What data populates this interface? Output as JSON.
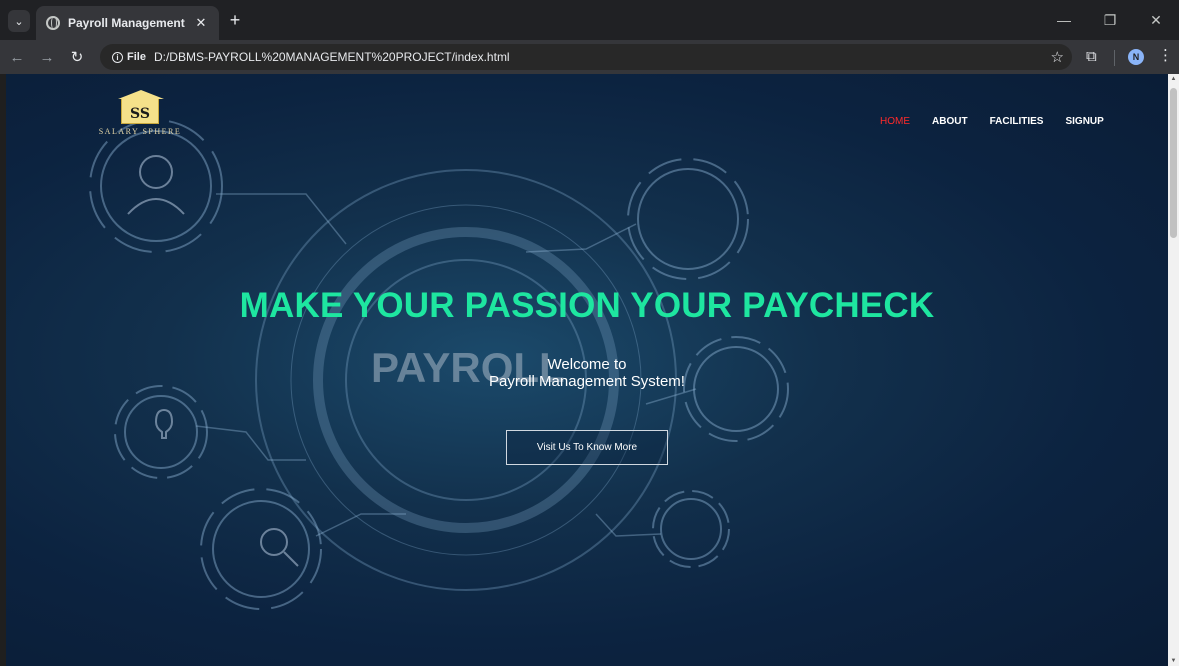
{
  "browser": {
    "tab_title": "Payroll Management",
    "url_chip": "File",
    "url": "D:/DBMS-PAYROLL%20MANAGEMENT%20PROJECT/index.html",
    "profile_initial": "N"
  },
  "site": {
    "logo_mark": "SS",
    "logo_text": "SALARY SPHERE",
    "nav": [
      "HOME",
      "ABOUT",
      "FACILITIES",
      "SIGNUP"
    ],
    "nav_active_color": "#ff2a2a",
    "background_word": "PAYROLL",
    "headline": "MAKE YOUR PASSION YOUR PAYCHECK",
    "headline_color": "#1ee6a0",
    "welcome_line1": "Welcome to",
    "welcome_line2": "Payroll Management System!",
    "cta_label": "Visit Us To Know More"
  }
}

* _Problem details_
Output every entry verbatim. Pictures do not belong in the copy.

* _Response area_
What data populates this interface? Output as JSON.
{
  "browser": {
    "tab_title": "Payroll Management",
    "url_chip": "File",
    "url": "D:/DBMS-PAYROLL%20MANAGEMENT%20PROJECT/index.html",
    "profile_initial": "N"
  },
  "site": {
    "logo_mark": "SS",
    "logo_text": "SALARY SPHERE",
    "nav": [
      "HOME",
      "ABOUT",
      "FACILITIES",
      "SIGNUP"
    ],
    "nav_active_color": "#ff2a2a",
    "background_word": "PAYROLL",
    "headline": "MAKE YOUR PASSION YOUR PAYCHECK",
    "headline_color": "#1ee6a0",
    "welcome_line1": "Welcome to",
    "welcome_line2": "Payroll Management System!",
    "cta_label": "Visit Us To Know More"
  }
}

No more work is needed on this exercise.